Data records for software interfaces
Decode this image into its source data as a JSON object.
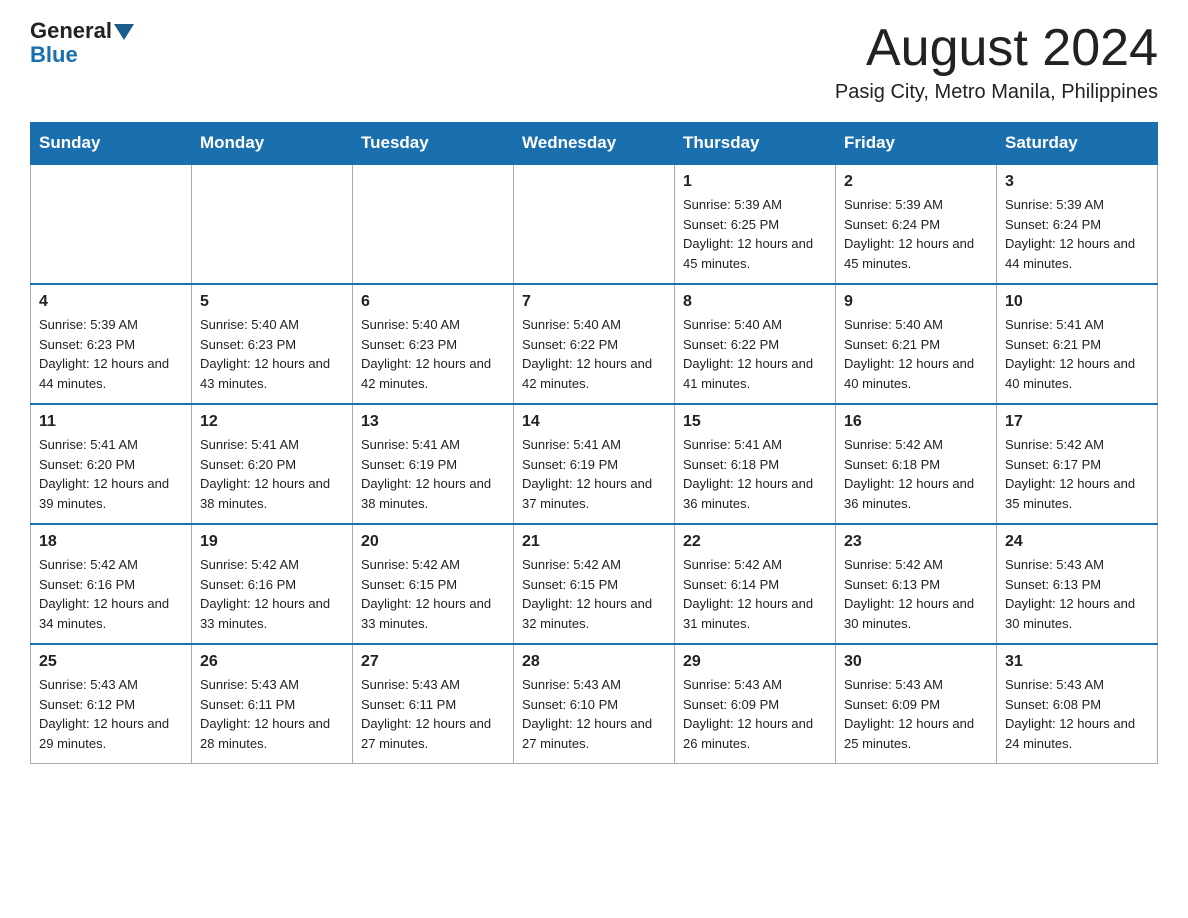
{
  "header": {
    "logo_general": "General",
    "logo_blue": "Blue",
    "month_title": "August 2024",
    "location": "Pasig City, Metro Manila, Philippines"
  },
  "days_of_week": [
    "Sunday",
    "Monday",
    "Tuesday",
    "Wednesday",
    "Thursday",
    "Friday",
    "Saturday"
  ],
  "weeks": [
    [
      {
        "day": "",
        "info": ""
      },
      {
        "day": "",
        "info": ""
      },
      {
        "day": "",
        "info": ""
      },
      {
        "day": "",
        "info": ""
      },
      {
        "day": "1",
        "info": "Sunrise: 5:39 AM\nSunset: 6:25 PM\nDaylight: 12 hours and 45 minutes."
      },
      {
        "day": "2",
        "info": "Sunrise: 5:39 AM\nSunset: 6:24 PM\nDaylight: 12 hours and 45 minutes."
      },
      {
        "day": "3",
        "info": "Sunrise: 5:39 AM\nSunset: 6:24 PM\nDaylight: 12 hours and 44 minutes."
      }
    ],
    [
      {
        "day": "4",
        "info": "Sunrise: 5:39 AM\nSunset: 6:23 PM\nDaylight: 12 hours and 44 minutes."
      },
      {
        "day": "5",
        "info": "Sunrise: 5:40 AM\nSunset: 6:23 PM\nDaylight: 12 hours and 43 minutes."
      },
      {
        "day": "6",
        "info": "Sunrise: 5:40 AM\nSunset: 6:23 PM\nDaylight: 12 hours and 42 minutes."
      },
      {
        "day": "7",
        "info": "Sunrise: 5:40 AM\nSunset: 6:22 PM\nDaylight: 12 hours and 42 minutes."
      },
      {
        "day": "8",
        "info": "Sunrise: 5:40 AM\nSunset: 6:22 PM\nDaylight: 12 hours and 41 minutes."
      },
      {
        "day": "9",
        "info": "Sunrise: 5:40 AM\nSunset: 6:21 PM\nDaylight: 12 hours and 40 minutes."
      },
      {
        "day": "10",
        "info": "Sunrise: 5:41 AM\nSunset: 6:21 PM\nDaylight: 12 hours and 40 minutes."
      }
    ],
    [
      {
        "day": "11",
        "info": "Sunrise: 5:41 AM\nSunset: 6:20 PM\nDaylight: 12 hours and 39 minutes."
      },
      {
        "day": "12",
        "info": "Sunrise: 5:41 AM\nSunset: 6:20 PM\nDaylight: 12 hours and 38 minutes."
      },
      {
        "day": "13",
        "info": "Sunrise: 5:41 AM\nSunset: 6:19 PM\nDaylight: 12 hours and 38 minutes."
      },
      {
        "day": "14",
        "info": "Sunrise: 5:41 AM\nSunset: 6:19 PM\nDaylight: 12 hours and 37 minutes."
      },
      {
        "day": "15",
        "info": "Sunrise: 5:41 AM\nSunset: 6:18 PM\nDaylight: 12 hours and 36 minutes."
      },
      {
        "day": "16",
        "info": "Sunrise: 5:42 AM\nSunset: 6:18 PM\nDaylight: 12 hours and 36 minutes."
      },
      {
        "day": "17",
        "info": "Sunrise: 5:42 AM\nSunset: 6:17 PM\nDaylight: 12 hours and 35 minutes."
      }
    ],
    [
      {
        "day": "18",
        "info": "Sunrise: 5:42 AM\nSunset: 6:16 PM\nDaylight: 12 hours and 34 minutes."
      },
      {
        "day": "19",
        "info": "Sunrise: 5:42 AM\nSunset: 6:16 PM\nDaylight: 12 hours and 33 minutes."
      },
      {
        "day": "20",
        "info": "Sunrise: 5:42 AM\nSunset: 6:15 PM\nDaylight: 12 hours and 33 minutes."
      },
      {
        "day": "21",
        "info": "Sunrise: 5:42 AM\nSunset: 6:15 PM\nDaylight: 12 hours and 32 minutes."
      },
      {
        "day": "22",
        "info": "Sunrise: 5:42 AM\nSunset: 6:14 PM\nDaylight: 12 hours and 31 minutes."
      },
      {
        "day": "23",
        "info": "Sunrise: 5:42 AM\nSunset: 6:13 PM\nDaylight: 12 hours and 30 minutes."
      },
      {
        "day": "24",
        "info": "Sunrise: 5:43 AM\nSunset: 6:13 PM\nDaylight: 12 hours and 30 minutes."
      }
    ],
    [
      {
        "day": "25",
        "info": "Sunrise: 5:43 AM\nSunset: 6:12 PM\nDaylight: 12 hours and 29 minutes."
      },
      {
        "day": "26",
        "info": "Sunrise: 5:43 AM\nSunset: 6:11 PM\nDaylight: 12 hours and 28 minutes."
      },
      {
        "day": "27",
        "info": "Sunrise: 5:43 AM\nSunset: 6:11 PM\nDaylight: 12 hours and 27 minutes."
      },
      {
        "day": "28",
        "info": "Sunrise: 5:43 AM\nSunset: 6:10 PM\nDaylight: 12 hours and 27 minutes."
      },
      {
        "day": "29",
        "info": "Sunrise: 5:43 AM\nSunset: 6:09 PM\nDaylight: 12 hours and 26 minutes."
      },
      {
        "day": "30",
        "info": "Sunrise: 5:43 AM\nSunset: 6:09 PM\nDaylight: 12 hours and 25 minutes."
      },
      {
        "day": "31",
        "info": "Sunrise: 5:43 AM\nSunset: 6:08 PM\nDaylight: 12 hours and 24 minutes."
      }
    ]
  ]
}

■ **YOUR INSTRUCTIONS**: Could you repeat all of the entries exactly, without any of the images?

■ **PROBLEM SOLUTION**:
Decode this image into its source data as a JSON object.
{
  "header": {
    "logo_general": "General",
    "logo_blue": "Blue",
    "month_title": "August 2024",
    "location": "Pasig City, Metro Manila, Philippines"
  },
  "days_of_week": [
    "Sunday",
    "Monday",
    "Tuesday",
    "Wednesday",
    "Thursday",
    "Friday",
    "Saturday"
  ],
  "weeks": [
    [
      {
        "day": "",
        "info": ""
      },
      {
        "day": "",
        "info": ""
      },
      {
        "day": "",
        "info": ""
      },
      {
        "day": "",
        "info": ""
      },
      {
        "day": "1",
        "info": "Sunrise: 5:39 AM\nSunset: 6:25 PM\nDaylight: 12 hours and 45 minutes."
      },
      {
        "day": "2",
        "info": "Sunrise: 5:39 AM\nSunset: 6:24 PM\nDaylight: 12 hours and 45 minutes."
      },
      {
        "day": "3",
        "info": "Sunrise: 5:39 AM\nSunset: 6:24 PM\nDaylight: 12 hours and 44 minutes."
      }
    ],
    [
      {
        "day": "4",
        "info": "Sunrise: 5:39 AM\nSunset: 6:23 PM\nDaylight: 12 hours and 44 minutes."
      },
      {
        "day": "5",
        "info": "Sunrise: 5:40 AM\nSunset: 6:23 PM\nDaylight: 12 hours and 43 minutes."
      },
      {
        "day": "6",
        "info": "Sunrise: 5:40 AM\nSunset: 6:23 PM\nDaylight: 12 hours and 42 minutes."
      },
      {
        "day": "7",
        "info": "Sunrise: 5:40 AM\nSunset: 6:22 PM\nDaylight: 12 hours and 42 minutes."
      },
      {
        "day": "8",
        "info": "Sunrise: 5:40 AM\nSunset: 6:22 PM\nDaylight: 12 hours and 41 minutes."
      },
      {
        "day": "9",
        "info": "Sunrise: 5:40 AM\nSunset: 6:21 PM\nDaylight: 12 hours and 40 minutes."
      },
      {
        "day": "10",
        "info": "Sunrise: 5:41 AM\nSunset: 6:21 PM\nDaylight: 12 hours and 40 minutes."
      }
    ],
    [
      {
        "day": "11",
        "info": "Sunrise: 5:41 AM\nSunset: 6:20 PM\nDaylight: 12 hours and 39 minutes."
      },
      {
        "day": "12",
        "info": "Sunrise: 5:41 AM\nSunset: 6:20 PM\nDaylight: 12 hours and 38 minutes."
      },
      {
        "day": "13",
        "info": "Sunrise: 5:41 AM\nSunset: 6:19 PM\nDaylight: 12 hours and 38 minutes."
      },
      {
        "day": "14",
        "info": "Sunrise: 5:41 AM\nSunset: 6:19 PM\nDaylight: 12 hours and 37 minutes."
      },
      {
        "day": "15",
        "info": "Sunrise: 5:41 AM\nSunset: 6:18 PM\nDaylight: 12 hours and 36 minutes."
      },
      {
        "day": "16",
        "info": "Sunrise: 5:42 AM\nSunset: 6:18 PM\nDaylight: 12 hours and 36 minutes."
      },
      {
        "day": "17",
        "info": "Sunrise: 5:42 AM\nSunset: 6:17 PM\nDaylight: 12 hours and 35 minutes."
      }
    ],
    [
      {
        "day": "18",
        "info": "Sunrise: 5:42 AM\nSunset: 6:16 PM\nDaylight: 12 hours and 34 minutes."
      },
      {
        "day": "19",
        "info": "Sunrise: 5:42 AM\nSunset: 6:16 PM\nDaylight: 12 hours and 33 minutes."
      },
      {
        "day": "20",
        "info": "Sunrise: 5:42 AM\nSunset: 6:15 PM\nDaylight: 12 hours and 33 minutes."
      },
      {
        "day": "21",
        "info": "Sunrise: 5:42 AM\nSunset: 6:15 PM\nDaylight: 12 hours and 32 minutes."
      },
      {
        "day": "22",
        "info": "Sunrise: 5:42 AM\nSunset: 6:14 PM\nDaylight: 12 hours and 31 minutes."
      },
      {
        "day": "23",
        "info": "Sunrise: 5:42 AM\nSunset: 6:13 PM\nDaylight: 12 hours and 30 minutes."
      },
      {
        "day": "24",
        "info": "Sunrise: 5:43 AM\nSunset: 6:13 PM\nDaylight: 12 hours and 30 minutes."
      }
    ],
    [
      {
        "day": "25",
        "info": "Sunrise: 5:43 AM\nSunset: 6:12 PM\nDaylight: 12 hours and 29 minutes."
      },
      {
        "day": "26",
        "info": "Sunrise: 5:43 AM\nSunset: 6:11 PM\nDaylight: 12 hours and 28 minutes."
      },
      {
        "day": "27",
        "info": "Sunrise: 5:43 AM\nSunset: 6:11 PM\nDaylight: 12 hours and 27 minutes."
      },
      {
        "day": "28",
        "info": "Sunrise: 5:43 AM\nSunset: 6:10 PM\nDaylight: 12 hours and 27 minutes."
      },
      {
        "day": "29",
        "info": "Sunrise: 5:43 AM\nSunset: 6:09 PM\nDaylight: 12 hours and 26 minutes."
      },
      {
        "day": "30",
        "info": "Sunrise: 5:43 AM\nSunset: 6:09 PM\nDaylight: 12 hours and 25 minutes."
      },
      {
        "day": "31",
        "info": "Sunrise: 5:43 AM\nSunset: 6:08 PM\nDaylight: 12 hours and 24 minutes."
      }
    ]
  ]
}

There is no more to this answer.